Hafiz Saeed
Hafiz SaeedReuters File

In a bid to stop the 26/11 Mumbai attacks mastermind Hafiz Saeed from contesting in the 2019 Pakistan General Elections, the Pakistan government has asked the Islamabad High Court not to register Saeed's Milli Muslim League (MML) as a political party.

The Pakistan government's strict stand comes after the United Nations declared Saeed as global terrorist and international backlash.

Also Read: US warns Pakistan of repercussions over Saeed's release

Saeed was freed by a Pakistan court on November 24 from house arrest, after which the Jammat-Ud-Dawa founder and chief had claimed outside the court that he will work towards the liberation of Kashmir form India and that he will contest in Pakistan's general elections under the banner— Milli Musilm League (MML).

To India and the United States, Saeed stands as the main accused in plotting and executing the gruesome attacks of November 2008 in Mumbai. The US has even announced a bounty of $10million to anybody who captures and convicts Saeed.

Pakistan Election Commission refuses to register MML

A report submitted by Pakistan's security agency to Ministry of Interior has alleged that giving a green signal to Saeed's party will lead to violence and extremism in politics, a Pakistan daily reported.

The report read, "Since the registration of such groups would breed violence and extremism in politics, such groups be avoided."

Pakistan's Election Commission (PEC) had already denied registration of MML in October this year, prompting Saeed to allege that the decision violated the fundamental rights.

saeed pak elections
Saeed's photo on banners in Pakistan.Twitter

In a response to the plea filed by MML challenging its decision, Ministry of Interior informed the court that LeT, the JuD and the Falah-i-Insaniat Foundation (FIF) were facing UN sanctions and that the ministry felt that the new organisation (MML) is an offshoot of the same networks.  

Also Read: Hafiz Saeed's son-in-law Khalid Waleed dares India to give evidence rather than 'cry' on world stage

Also, according to Political Parties Order (PPO) 2002, "Organisations which act in the manner prejudicial to fundamental rights, undermine the integrity of Pakistan," a leading website said.

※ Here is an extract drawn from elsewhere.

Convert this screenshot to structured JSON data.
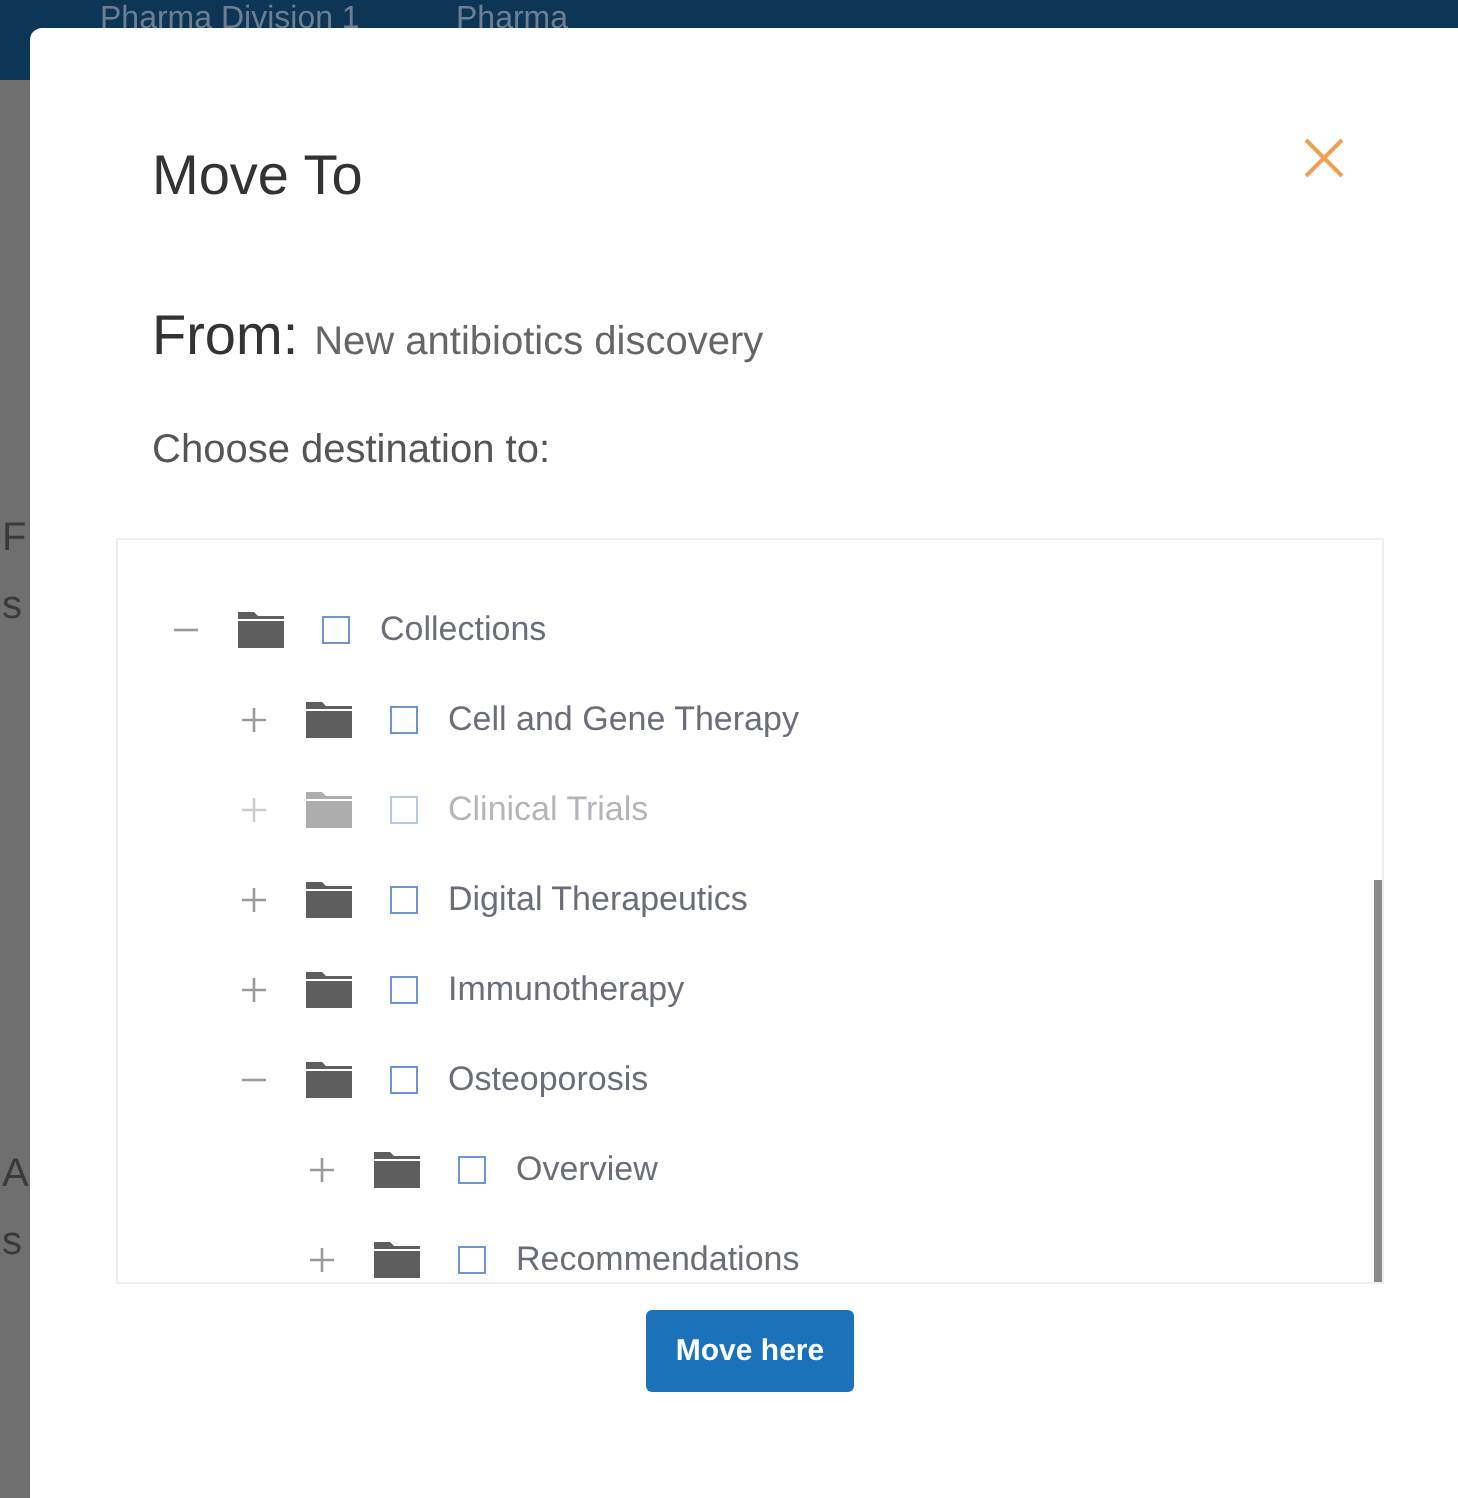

"The organisations promoting sectarian, regional or provincial hatred, bear a name as a militant group and impart any military or paramilitary training to its members, do not qualify for registration as political party," an excerpt from PPO 2002 reads.